Cancer affects us all in some way, perhaps a diagnosis within our immediate family, a relative or friend and of course there is so much information to read, watch and to listen to about this disease.
Children and young people will probably know the word "cancer". It is likely they will have formed their own ideas about what "cancer" means.
Talking about cancer to your class can help clarify their thoughts, alleviate fears and misconceptions and this is especially important when a student in your class has been personally affected by cancer, either through their own diagnosis or that of a sibling or parent.
We can offer some general tips which may help in preparing a cancer talk for your pupils. If you have a student with cancer in your class, perhaps invite him or her to help with your preparation.

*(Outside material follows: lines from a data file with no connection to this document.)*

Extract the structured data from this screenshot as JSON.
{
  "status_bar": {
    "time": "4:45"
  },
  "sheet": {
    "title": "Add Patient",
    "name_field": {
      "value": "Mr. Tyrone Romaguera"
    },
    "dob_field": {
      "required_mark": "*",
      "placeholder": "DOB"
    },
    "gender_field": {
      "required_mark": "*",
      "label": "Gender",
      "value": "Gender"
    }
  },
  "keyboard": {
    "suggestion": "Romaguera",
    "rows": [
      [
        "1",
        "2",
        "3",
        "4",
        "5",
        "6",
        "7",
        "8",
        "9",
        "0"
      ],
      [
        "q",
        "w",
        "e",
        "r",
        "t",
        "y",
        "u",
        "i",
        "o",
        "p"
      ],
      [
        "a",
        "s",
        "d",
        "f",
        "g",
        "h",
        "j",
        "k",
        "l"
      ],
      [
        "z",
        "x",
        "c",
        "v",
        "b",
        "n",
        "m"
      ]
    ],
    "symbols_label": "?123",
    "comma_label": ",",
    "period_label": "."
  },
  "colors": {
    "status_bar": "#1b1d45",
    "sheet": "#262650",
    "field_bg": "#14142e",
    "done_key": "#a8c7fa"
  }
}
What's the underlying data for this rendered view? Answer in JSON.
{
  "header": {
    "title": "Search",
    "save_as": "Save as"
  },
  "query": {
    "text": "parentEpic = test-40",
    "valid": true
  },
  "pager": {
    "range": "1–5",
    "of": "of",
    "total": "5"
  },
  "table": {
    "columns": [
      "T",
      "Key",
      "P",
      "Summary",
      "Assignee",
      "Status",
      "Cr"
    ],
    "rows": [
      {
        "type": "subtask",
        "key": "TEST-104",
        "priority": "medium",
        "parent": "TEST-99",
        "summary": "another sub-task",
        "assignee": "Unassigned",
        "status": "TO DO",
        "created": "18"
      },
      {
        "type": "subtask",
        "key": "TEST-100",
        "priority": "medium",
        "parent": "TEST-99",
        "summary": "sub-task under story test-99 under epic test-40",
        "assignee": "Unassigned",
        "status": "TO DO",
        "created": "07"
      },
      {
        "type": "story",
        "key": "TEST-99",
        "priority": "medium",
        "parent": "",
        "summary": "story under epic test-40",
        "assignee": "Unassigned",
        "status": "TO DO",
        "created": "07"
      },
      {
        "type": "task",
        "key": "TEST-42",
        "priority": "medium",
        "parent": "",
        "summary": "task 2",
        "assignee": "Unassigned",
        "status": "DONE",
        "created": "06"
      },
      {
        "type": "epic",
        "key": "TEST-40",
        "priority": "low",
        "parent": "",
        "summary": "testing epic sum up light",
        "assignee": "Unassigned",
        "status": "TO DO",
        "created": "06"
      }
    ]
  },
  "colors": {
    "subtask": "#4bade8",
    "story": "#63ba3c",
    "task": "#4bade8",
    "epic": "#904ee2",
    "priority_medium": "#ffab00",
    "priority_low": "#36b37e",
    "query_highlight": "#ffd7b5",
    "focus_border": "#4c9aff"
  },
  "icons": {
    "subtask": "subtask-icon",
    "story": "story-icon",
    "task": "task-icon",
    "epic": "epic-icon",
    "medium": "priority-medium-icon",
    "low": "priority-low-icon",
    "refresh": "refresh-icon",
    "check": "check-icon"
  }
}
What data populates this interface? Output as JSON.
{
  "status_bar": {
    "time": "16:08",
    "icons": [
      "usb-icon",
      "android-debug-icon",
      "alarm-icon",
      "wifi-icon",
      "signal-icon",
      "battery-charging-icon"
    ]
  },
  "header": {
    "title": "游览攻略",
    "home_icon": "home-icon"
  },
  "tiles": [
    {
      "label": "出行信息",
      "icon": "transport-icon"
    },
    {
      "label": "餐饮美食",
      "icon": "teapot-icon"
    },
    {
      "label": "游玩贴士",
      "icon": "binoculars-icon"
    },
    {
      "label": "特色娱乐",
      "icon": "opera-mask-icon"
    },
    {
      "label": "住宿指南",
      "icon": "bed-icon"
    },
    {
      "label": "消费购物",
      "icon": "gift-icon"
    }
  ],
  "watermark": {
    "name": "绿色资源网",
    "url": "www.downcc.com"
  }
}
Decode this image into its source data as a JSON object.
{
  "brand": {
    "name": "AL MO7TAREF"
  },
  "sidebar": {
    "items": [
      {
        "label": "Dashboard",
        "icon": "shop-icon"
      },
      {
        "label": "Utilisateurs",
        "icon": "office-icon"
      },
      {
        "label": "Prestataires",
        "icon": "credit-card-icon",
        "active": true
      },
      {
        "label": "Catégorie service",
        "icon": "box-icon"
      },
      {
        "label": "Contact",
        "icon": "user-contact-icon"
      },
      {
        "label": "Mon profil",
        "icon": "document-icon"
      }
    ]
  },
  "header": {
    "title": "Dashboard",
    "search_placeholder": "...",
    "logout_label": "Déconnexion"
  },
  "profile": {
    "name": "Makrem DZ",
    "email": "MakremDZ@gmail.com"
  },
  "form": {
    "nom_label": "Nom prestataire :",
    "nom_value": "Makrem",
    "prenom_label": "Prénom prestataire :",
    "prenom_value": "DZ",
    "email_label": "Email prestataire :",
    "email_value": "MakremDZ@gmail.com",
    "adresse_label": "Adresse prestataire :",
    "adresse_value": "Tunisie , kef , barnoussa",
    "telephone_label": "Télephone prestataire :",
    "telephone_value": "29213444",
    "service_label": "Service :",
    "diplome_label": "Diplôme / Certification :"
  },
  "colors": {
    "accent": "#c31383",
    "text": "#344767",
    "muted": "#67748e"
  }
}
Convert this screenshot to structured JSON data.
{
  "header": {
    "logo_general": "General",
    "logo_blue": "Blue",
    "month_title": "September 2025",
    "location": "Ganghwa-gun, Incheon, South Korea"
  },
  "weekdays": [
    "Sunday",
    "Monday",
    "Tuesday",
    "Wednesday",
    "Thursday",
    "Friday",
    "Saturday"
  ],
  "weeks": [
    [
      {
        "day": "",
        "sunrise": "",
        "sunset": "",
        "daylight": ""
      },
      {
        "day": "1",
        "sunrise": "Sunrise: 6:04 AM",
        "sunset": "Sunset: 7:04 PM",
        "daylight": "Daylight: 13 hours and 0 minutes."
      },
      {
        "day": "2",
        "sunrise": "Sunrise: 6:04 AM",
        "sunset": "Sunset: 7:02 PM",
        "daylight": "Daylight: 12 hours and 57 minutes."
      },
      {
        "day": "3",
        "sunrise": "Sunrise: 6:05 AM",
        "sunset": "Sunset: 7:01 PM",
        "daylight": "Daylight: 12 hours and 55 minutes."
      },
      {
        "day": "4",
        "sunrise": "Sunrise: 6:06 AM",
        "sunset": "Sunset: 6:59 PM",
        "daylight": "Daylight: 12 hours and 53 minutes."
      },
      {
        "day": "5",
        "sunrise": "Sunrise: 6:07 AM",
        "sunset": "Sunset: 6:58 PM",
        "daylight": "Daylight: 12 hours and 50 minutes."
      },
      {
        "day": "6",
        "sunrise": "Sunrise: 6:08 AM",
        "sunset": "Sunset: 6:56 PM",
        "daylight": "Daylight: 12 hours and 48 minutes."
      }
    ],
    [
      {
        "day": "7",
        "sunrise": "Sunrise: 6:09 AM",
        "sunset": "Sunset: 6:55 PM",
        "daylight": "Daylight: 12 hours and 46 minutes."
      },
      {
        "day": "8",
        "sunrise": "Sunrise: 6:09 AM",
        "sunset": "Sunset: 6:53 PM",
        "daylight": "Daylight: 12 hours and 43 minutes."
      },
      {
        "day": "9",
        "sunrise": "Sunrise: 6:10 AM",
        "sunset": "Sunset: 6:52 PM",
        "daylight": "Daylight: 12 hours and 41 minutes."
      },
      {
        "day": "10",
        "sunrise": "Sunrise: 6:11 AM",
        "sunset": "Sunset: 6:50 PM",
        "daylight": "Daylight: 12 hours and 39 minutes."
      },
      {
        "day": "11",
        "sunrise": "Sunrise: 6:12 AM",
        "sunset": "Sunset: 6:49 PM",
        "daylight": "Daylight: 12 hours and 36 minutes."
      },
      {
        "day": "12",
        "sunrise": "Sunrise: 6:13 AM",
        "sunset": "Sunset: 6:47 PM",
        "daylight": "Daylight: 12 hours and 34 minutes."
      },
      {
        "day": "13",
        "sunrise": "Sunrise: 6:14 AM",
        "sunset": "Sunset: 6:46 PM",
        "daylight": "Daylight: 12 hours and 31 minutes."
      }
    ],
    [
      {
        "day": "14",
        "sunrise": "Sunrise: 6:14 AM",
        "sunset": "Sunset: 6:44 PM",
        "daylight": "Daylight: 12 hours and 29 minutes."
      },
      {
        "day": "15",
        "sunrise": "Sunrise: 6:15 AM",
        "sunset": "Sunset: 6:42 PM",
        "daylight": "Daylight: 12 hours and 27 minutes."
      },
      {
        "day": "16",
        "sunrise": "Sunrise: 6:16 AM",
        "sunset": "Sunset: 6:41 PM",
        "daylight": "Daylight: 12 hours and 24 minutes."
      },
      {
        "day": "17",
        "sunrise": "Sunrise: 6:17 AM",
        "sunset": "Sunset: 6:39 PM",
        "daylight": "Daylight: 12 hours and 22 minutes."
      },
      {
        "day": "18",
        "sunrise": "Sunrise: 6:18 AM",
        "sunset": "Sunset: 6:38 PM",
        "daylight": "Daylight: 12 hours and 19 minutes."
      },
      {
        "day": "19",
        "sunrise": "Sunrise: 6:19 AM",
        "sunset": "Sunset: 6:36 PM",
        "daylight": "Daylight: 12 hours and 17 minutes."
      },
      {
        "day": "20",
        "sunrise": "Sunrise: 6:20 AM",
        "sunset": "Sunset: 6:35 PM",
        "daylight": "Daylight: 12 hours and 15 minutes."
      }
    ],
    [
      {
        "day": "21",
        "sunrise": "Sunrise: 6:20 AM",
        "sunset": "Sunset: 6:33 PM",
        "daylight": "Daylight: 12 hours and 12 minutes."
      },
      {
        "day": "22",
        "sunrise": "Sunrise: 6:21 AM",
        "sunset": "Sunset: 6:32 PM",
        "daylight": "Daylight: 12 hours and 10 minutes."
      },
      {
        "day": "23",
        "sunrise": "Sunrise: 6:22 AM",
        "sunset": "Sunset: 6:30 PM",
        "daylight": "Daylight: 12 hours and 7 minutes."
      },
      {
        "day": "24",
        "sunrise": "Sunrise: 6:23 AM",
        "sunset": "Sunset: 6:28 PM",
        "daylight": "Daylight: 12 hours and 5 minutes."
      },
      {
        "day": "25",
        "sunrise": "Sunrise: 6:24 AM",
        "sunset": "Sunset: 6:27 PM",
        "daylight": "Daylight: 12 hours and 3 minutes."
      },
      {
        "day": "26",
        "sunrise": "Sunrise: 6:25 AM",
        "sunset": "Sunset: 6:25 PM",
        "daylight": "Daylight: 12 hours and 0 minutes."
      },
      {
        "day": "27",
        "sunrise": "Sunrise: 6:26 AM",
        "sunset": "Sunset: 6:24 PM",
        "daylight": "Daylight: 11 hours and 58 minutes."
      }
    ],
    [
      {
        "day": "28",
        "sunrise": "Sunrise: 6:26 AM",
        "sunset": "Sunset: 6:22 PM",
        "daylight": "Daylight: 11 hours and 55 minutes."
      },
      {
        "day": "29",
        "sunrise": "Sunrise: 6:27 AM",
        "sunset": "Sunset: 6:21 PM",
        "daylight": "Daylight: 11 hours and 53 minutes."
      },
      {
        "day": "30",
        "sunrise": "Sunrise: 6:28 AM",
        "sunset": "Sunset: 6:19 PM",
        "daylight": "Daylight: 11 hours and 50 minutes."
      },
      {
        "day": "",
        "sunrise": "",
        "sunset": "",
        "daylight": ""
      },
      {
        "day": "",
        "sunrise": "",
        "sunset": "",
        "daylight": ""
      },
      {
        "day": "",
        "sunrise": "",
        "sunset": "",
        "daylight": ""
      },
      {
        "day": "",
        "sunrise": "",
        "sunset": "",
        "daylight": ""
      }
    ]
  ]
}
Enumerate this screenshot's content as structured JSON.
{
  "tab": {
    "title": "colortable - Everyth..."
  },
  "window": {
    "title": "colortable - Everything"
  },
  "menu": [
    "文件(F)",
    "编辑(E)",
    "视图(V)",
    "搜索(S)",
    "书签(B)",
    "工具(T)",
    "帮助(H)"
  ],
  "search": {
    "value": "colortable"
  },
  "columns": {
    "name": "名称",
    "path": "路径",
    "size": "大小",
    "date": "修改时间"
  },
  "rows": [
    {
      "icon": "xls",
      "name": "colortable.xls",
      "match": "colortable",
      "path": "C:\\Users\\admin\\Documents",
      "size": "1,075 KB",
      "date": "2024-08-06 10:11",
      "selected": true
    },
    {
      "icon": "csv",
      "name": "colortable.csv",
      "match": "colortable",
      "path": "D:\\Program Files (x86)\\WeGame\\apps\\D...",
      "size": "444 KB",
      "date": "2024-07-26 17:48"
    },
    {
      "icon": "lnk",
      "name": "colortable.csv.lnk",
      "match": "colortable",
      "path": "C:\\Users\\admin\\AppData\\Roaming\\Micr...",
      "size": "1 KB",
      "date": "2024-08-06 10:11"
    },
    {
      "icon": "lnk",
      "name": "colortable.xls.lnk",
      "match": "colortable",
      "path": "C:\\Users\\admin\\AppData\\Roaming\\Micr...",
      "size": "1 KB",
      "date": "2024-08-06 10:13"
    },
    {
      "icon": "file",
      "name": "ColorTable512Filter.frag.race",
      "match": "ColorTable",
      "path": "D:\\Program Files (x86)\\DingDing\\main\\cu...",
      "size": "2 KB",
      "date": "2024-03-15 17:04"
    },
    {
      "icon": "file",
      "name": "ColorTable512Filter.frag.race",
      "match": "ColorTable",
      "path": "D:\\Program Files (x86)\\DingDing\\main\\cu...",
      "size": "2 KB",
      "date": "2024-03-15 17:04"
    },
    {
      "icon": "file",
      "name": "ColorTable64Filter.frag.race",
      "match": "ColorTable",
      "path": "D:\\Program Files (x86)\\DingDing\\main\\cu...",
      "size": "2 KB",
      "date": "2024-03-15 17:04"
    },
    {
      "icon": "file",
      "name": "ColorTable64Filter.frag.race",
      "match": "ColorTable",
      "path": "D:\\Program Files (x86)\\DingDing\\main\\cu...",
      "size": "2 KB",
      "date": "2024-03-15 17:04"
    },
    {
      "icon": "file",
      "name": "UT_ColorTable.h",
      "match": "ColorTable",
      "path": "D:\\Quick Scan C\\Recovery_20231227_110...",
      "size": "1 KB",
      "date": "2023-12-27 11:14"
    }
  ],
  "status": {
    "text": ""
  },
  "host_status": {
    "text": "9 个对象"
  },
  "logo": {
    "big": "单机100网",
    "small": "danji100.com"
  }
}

This will offer the student reassurance through familiarity with the content of the talk and may also encourage other pupils to speak more openly about cancer.
Downloadable Resource Sheets for talking to your class about cancer: https://www.macmillan.org.uk/information-and-support/resources-and-publications/information-for-teachers-and-schools/teaching-about-cancer
Information on how to manage cancer in a school setting: https://www.macmillan.org.uk/information-and-support/resources-and-publications/information-for-teachers-and-schools
Information and advice to help teachers support students with cancer or those who have a family member or relative with cancer: https://www.macmillan.org.uk/information-and-support
Also, visit our Parents' section to read information about cancer specifics, for example child cancer types, treatments, tests, side effects and more.